It’s a characteristic on barbecue food that shows the meat has been cooked long and slow enough to caramelize the surface. The smoke ring indicates that the meat was smoked long enough for the protein to transform.

It’s a sign of barbecue perfection. But did you know that getting a smoke ring is not an easy task? It’s not a simple matter of lowering the heat or cooking for less time.

The meat doesn’t usually produce a solid smoke ring in this case. It’s usually impossible to predict how long it will take to get a smoke ring.

So, in order for some people to get a smoke ring in their barbecue, they cheat by adding a chemical called nitrates to their meats.

Nitrates are typically added to commercial meats to preserve them, to enhance flavors and to provide a red color to the meat.

Meat manufacturers use sodium or potassium nitrate.

Also, carefully adding some liquid smoke to the meat is another way to get a smoke ring.

How to get a smoke ring with an electric smoker

The key to getting a juicy smoke ring is a good hot fire, aided by smoke.

The fire should be hot enough that it is difficult to keep your hand in.

If the fire gets too hot, the meat will char and you won’t have the nice barky exterior you’re looking for.

With electric smokers, it’s a little trickier. The fire is a solid radiant contact, not dependent on wind direction or oxygen like a real smokehouse.

One of the drawbacks is that you can’t control the heat and smoke levels the same way you might with a real smoker.

But there is a way to use this to your advantage, control the flame height to get the same hot, low-smoke level you’re looking for.

The key is to put a drip pan under the meat to catch fat drippings and control the fire.

The smoke is lighter than air, so you can control the amount of smoke and heat in your backyard smoker.

Traeger Lil Tex Elite 22 Pellet Grill Review

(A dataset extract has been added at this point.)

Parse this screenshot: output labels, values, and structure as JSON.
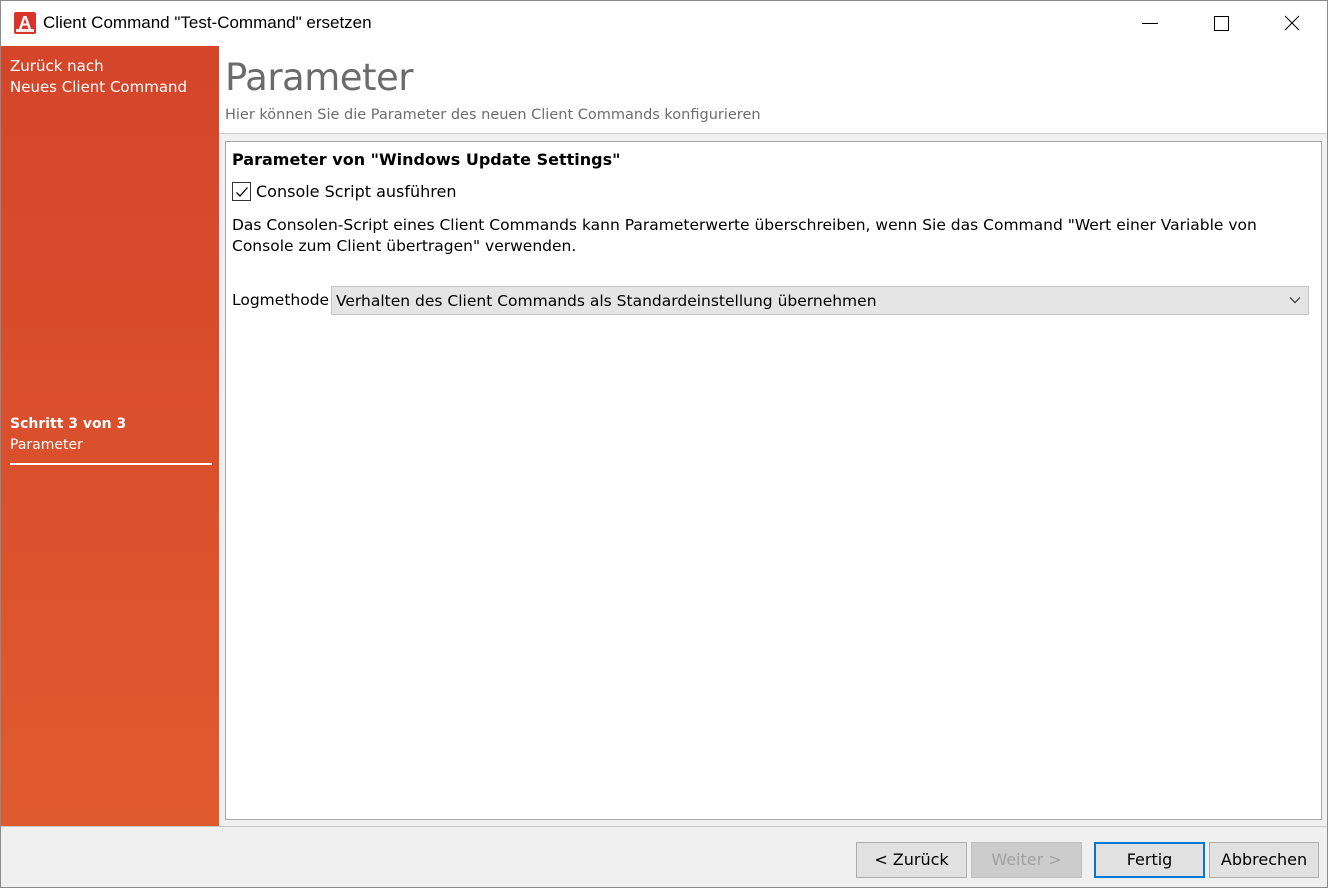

If you are a barbecue lover then you’ll appreciate a smoker that allows you to smoke without the use of other fuel. The use of wood pellets in pellet smokers creates a lower level of smoke and the tendency to give a slight hint of charcoal hint. That smokey flavor, the tenderness of the meat and a crispy skin is what makes smoking better than grilling.

However, there is a catch. All other smokers used firewood to create smoke. Since the pellet smoker does not use firewood to create smoke, it’s challenge to create the smoke ring.

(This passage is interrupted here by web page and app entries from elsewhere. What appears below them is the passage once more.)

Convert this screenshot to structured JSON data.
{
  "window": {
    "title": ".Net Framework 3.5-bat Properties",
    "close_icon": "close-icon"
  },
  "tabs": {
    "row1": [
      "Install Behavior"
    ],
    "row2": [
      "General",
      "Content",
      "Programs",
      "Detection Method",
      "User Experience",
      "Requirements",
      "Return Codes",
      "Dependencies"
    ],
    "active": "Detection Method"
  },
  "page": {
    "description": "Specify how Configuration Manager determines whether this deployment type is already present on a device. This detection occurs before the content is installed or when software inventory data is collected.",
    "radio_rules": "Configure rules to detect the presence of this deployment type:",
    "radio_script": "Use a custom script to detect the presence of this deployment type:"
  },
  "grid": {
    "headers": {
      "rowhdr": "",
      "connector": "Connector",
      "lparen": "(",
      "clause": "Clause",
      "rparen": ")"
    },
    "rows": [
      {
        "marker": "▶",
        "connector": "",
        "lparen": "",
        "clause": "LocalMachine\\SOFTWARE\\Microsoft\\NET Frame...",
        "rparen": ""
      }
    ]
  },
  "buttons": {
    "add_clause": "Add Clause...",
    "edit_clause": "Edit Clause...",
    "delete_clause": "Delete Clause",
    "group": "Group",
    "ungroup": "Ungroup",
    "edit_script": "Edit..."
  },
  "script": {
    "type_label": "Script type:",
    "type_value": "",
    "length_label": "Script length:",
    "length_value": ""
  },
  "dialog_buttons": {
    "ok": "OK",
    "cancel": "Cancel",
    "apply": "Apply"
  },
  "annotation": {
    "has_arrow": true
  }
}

To create a bold flavor with your favorite cut of meat, you need a smoker that creates plenty of smoke. The question is, do the best pellet smokers create the best smoke?

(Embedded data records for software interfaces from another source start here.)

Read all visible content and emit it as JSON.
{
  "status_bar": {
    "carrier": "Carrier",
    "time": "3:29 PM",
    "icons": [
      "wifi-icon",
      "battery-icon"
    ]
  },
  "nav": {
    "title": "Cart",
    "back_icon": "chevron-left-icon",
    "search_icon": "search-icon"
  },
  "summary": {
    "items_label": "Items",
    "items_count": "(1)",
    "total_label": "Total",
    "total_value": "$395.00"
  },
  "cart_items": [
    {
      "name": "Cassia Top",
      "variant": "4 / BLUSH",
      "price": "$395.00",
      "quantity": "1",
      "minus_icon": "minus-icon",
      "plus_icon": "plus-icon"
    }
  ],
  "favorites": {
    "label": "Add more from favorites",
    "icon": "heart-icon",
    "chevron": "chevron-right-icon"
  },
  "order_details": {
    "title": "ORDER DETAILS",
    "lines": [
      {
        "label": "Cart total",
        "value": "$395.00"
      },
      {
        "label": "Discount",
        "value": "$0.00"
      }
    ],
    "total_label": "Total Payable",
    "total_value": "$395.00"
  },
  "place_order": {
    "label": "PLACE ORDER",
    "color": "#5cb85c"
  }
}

There is a secret to that perfect smoke ring. The secret is in the brand of pellets used to customize the level of smoke you want.

The best pellet smoker creates the best smoke because it has the best pellet to create a bold flavor.

The Traeger Lil Tex Elite 22 Pellet Grill is one of the best pellet smokers that have been designed to create a huge quantity of smoke. If you have branded pellets with specific flavors, producing a dark smoke will be a breeze.

Features of the Traeger Lil Tex Elite 22 Pellet Grill: